The condition of Indian Creek is not only a concern because of the aquatic and other life upstream — or near Vale — but also because it supplies the town of Cherryville downstream with its drinking water.
State officials decided to include Howard’s Creek in the scope of the study after a cursory review of its conditions as well.
Herrmann, along with a handful of other team members, will be physically wading through several sections of the streams beginning next week, noting possible sources of pollution to ultimately make recommendations on remedies and policy.
No single source pollutant is known at this point, but Herrmann said he expect to find some agricultural runoff, both organic and chemical in nature, which may be contributing to the declining health of the waters.
Herrmann said any recommendations arising from the study that involves local property owners adjacent to the stream taking action would be strictly voluntary.
The state, for instance, may pay property owners to acquire easements where buffers along the stream can be built to help improve water quality.
Herrmann said while conditions in Indian Creek are still considered “Fair,” the studies are important to prevent conditions from worsening in the future and repair any damage that has already occurred.
“People should be able to fish and wade in it and enjoy it. We need to give the public assurance that their waterways are clean and healthy,” he said.
Indian Creek flows south into Lincoln County from Catawba County near Vale. It then winds through the western quarter of the county, crossing into Gaston County just north of Cherryville. The stream then turns back into Lincoln County near Crouse and flows east until merging with the South Fork of the Catawba River near Long Shoals.
Howard Creek rises in northwestern Lincoln County, just east of Indian Creek. It curves south and then east, going from Vale to Lincolnton where it merges with the South Fork near the site of the City of Lincolnton Water Treatment Plant.

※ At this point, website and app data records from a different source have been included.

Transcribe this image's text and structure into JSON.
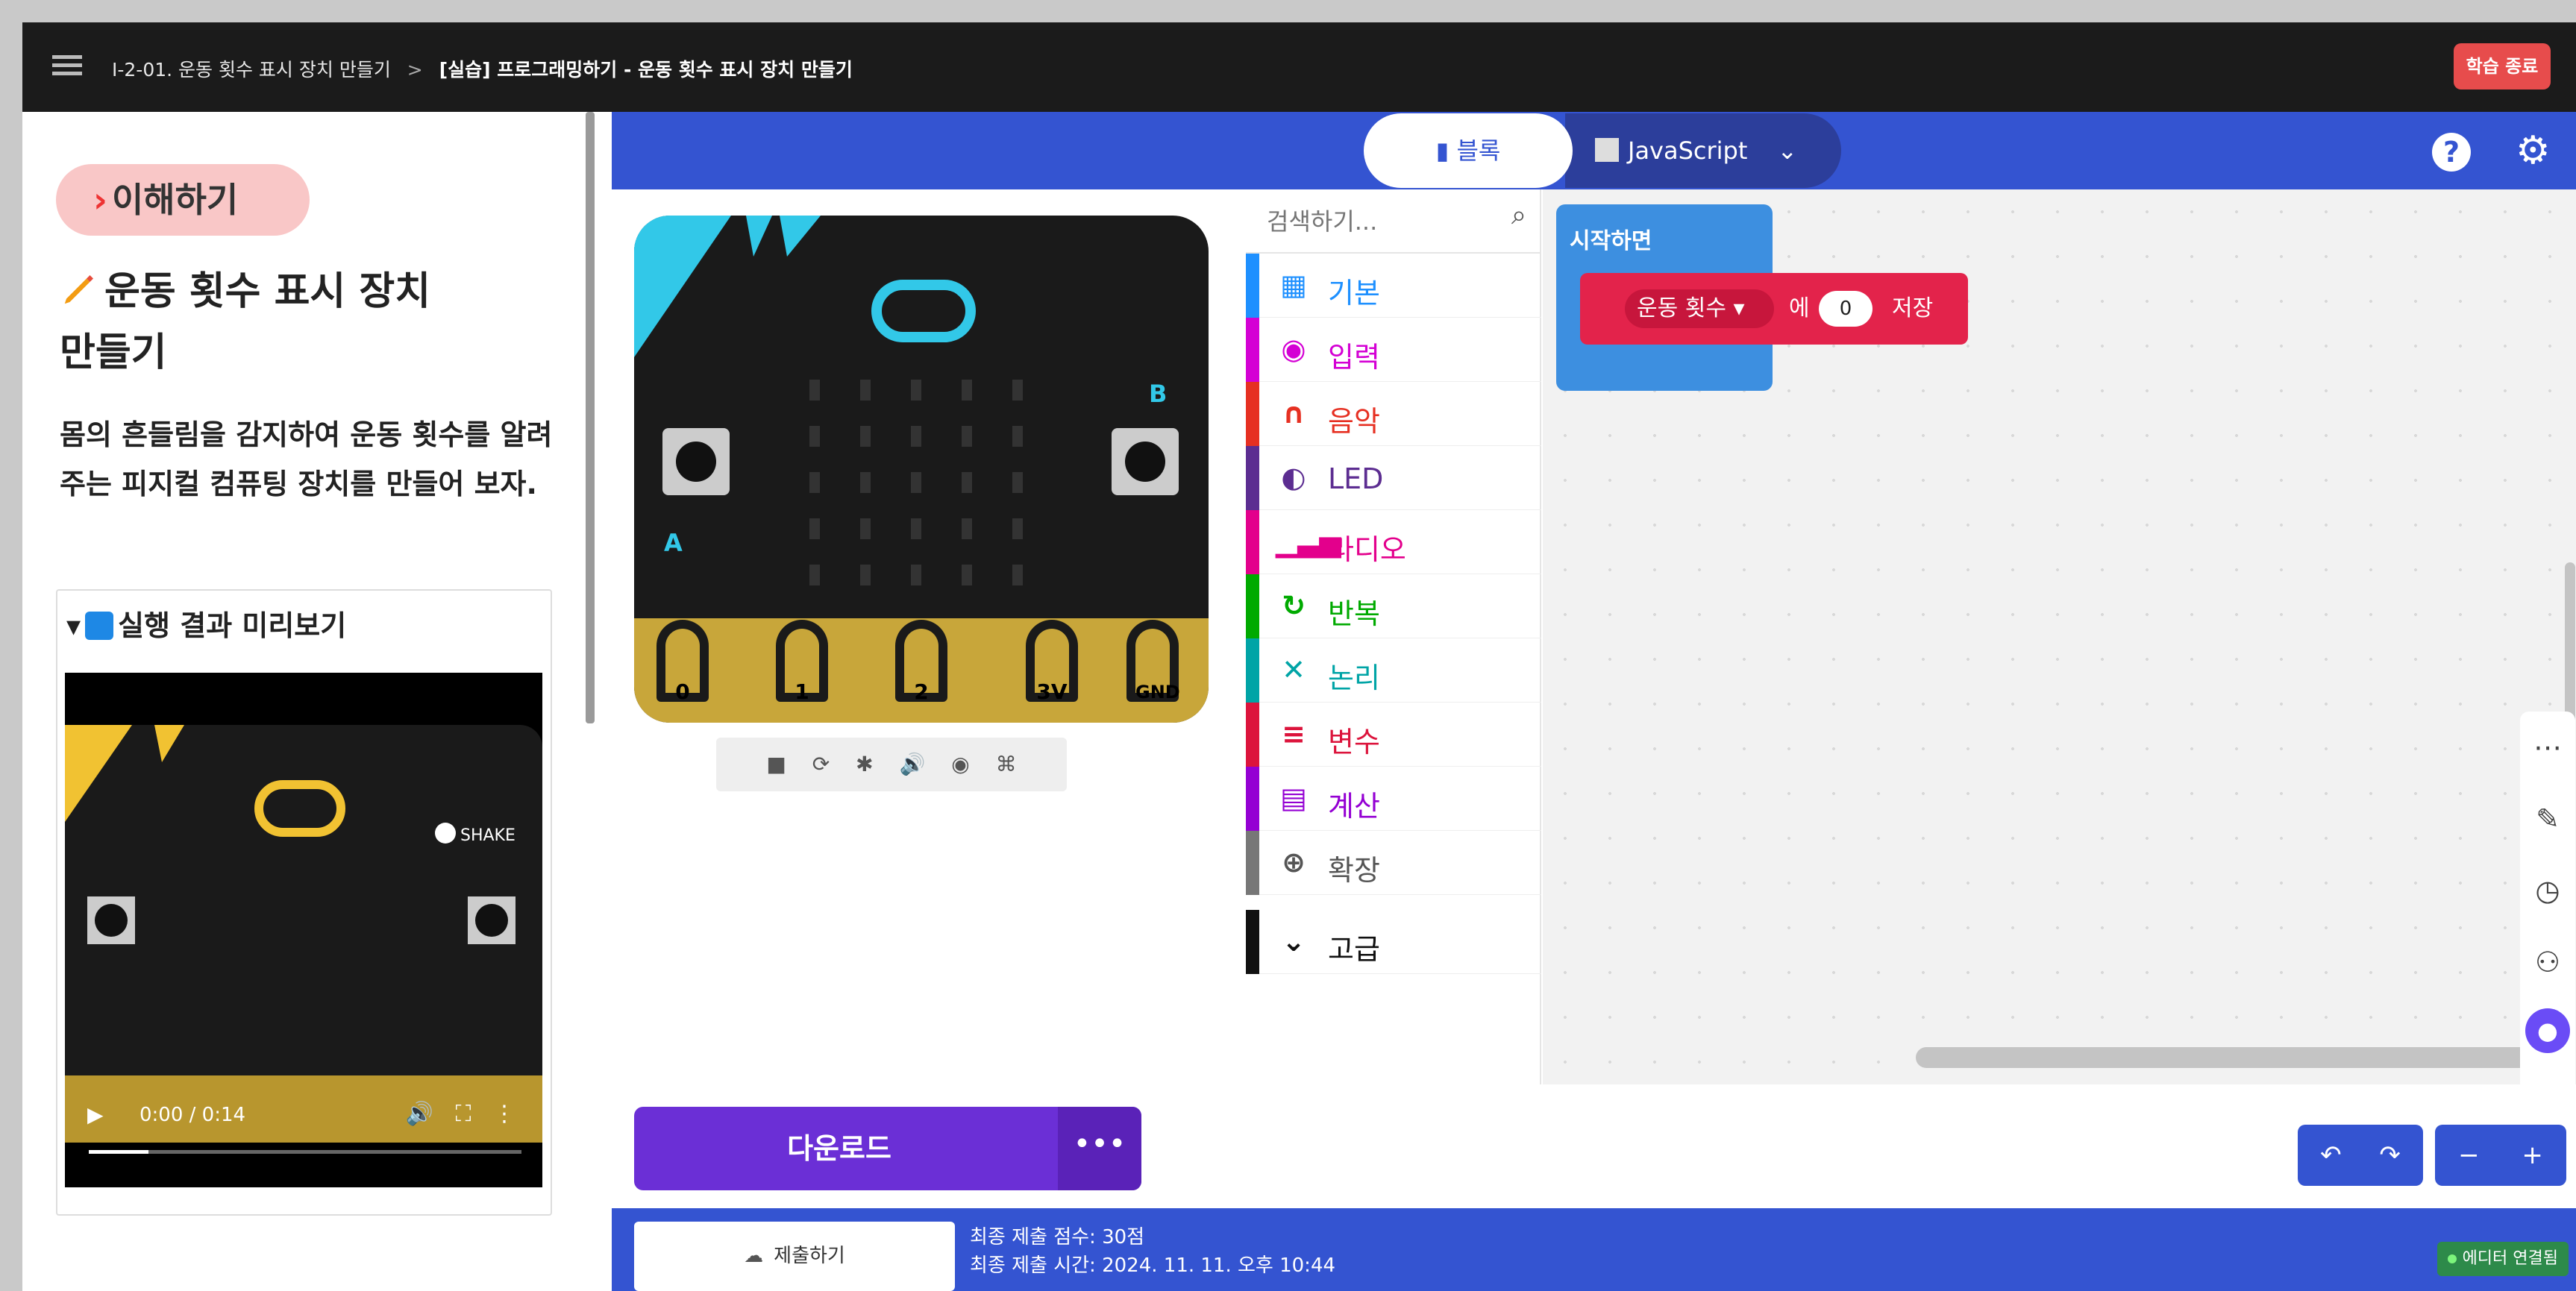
{
  "topbar": {
    "breadcrumb_1": "I-2-01. 운동 횟수 표시 장치 만들기",
    "breadcrumb_sep": ">",
    "breadcrumb_2": "[실습] 프로그래밍하기 - 운동 횟수 표시 장치 만들기",
    "end_button": "학습 종료"
  },
  "left": {
    "section_pill": "이해하기",
    "title": "운동 횟수 표시 장치 만들기",
    "description": "몸의 흔들림을 감지하여 운동 횟수를 알려 주는 피지컬 컴퓨팅 장치를 만들어 보자.",
    "preview_title": "실행 결과 미리보기",
    "video": {
      "time": "0:00 / 0:14",
      "progress": 0,
      "shake_label": "SHAKE"
    }
  },
  "editor": {
    "tab_blocks": "블록",
    "tab_js": "JavaScript",
    "pins": [
      "0",
      "1",
      "2",
      "3V",
      "GND"
    ],
    "button_a": "A",
    "button_b": "B",
    "search_placeholder": "검색하기...",
    "categories": [
      {
        "label": "기본",
        "color": "#1e90ff",
        "icon": "grid-icon"
      },
      {
        "label": "입력",
        "color": "#d400d4",
        "icon": "circle-dot-icon"
      },
      {
        "label": "음악",
        "color": "#e63022",
        "icon": "headphones-icon"
      },
      {
        "label": "LED",
        "color": "#5c2d91",
        "icon": "toggle-icon"
      },
      {
        "label": "라디오",
        "color": "#e3008c",
        "icon": "signal-icon"
      },
      {
        "label": "반복",
        "color": "#00aa00",
        "icon": "refresh-icon"
      },
      {
        "label": "논리",
        "color": "#00a4a6",
        "icon": "shuffle-icon"
      },
      {
        "label": "변수",
        "color": "#dc143c",
        "icon": "list-icon"
      },
      {
        "label": "계산",
        "color": "#9400d3",
        "icon": "calculator-icon"
      },
      {
        "label": "확장",
        "color": "#777777",
        "icon": "plus-circle-icon"
      },
      {
        "label": "고급",
        "color": "#111111",
        "icon": "chevron-down-icon"
      }
    ],
    "on_start": "시작하면",
    "set_block": {
      "variable": "운동 횟수 ▾",
      "particle": "에",
      "value": "0",
      "action": "저장"
    },
    "download": "다운로드"
  },
  "footer": {
    "submit": "제출하기",
    "score_line": "최종 제출 점수: 30점",
    "time_line": "최종 제출 시간: 2024. 11. 11. 오후 10:44",
    "connection": "에디터 연결됨"
  }
}
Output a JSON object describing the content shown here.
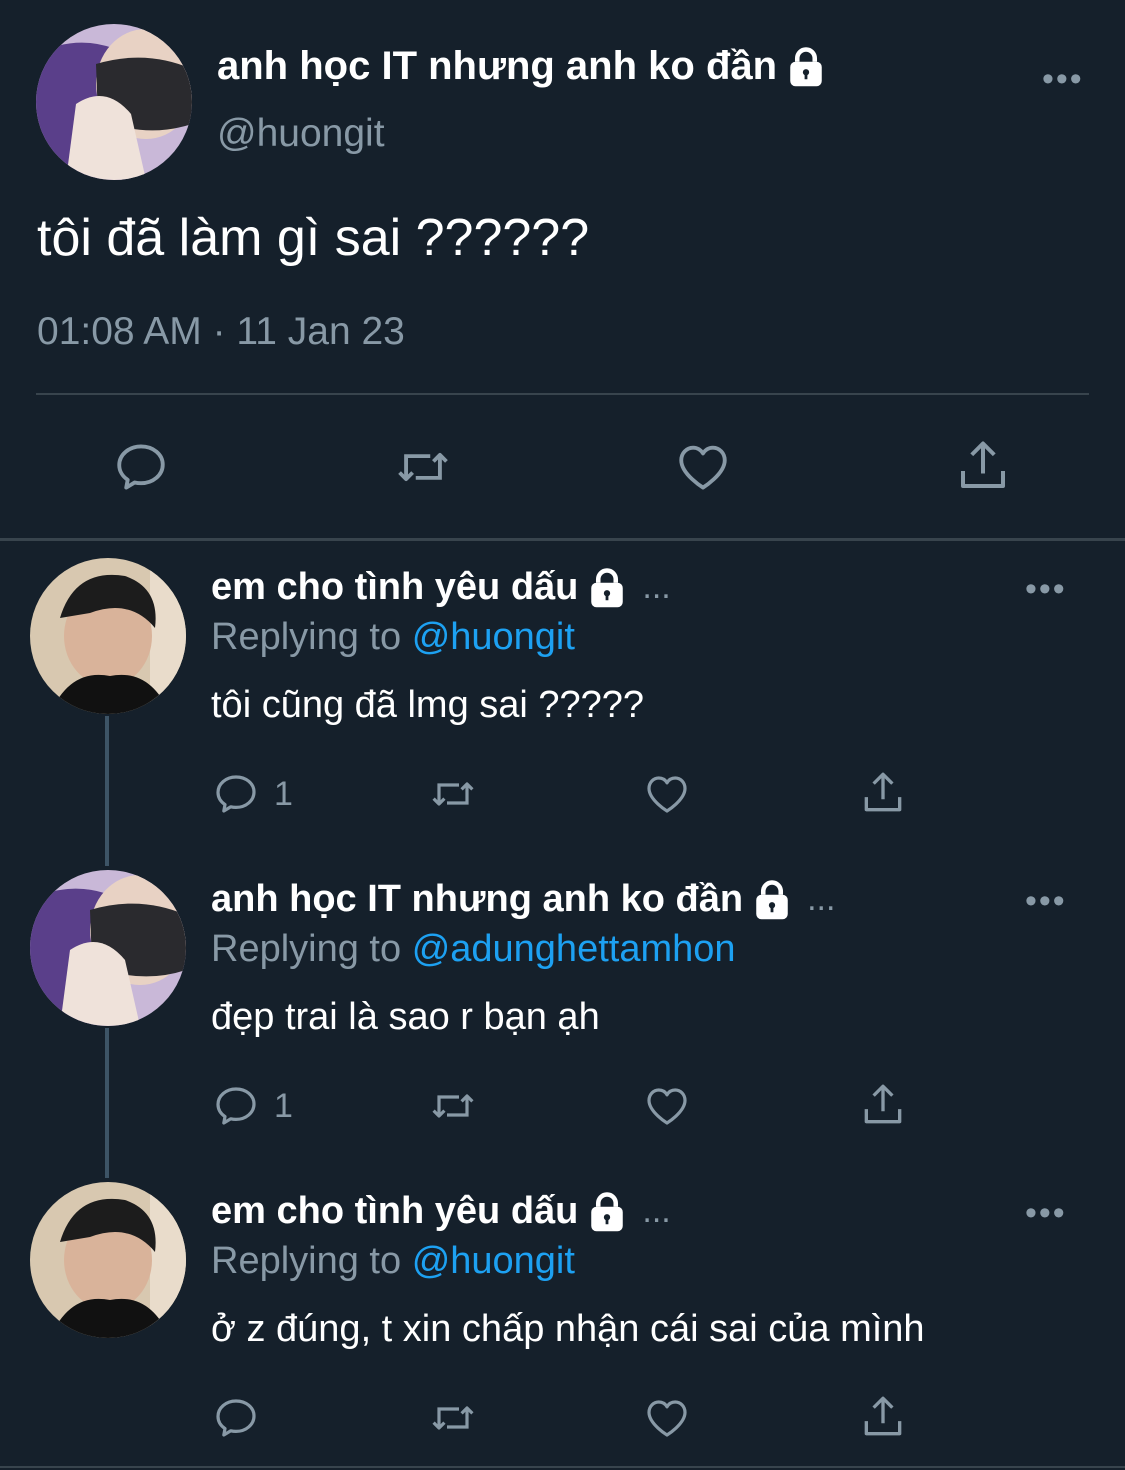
{
  "main_tweet": {
    "display_name": "anh học IT nhưng anh ko đần",
    "handle": "@huongit",
    "text": "tôi đã làm gì sai ??????",
    "timestamp": "01:08 AM · 11 Jan 23",
    "more": "•••"
  },
  "icons": {
    "reply": "reply-icon",
    "retweet": "retweet-icon",
    "like": "heart-icon",
    "share": "share-icon",
    "lock": "lock-icon"
  },
  "replies": [
    {
      "display_name": "em cho tình yêu dấu",
      "truncation": "...",
      "replying_label": "Replying to",
      "replying_to": "@huongit",
      "text": "tôi cũng đã lmg sai ?????",
      "reply_count": "1",
      "more": "•••"
    },
    {
      "display_name": "anh học IT nhưng anh ko đần",
      "truncation": "...",
      "replying_label": "Replying to",
      "replying_to": "@adunghettamhon",
      "text": "đẹp trai là sao r bạn ạh",
      "reply_count": "1",
      "more": "•••"
    },
    {
      "display_name": "em cho tình yêu dấu",
      "truncation": "...",
      "replying_label": "Replying to",
      "replying_to": "@huongit",
      "text": "ở z đúng, t xin chấp nhận cái sai của mình",
      "reply_count": "",
      "more": "•••"
    }
  ]
}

For more information on the stream studies, call (919) 715-5458.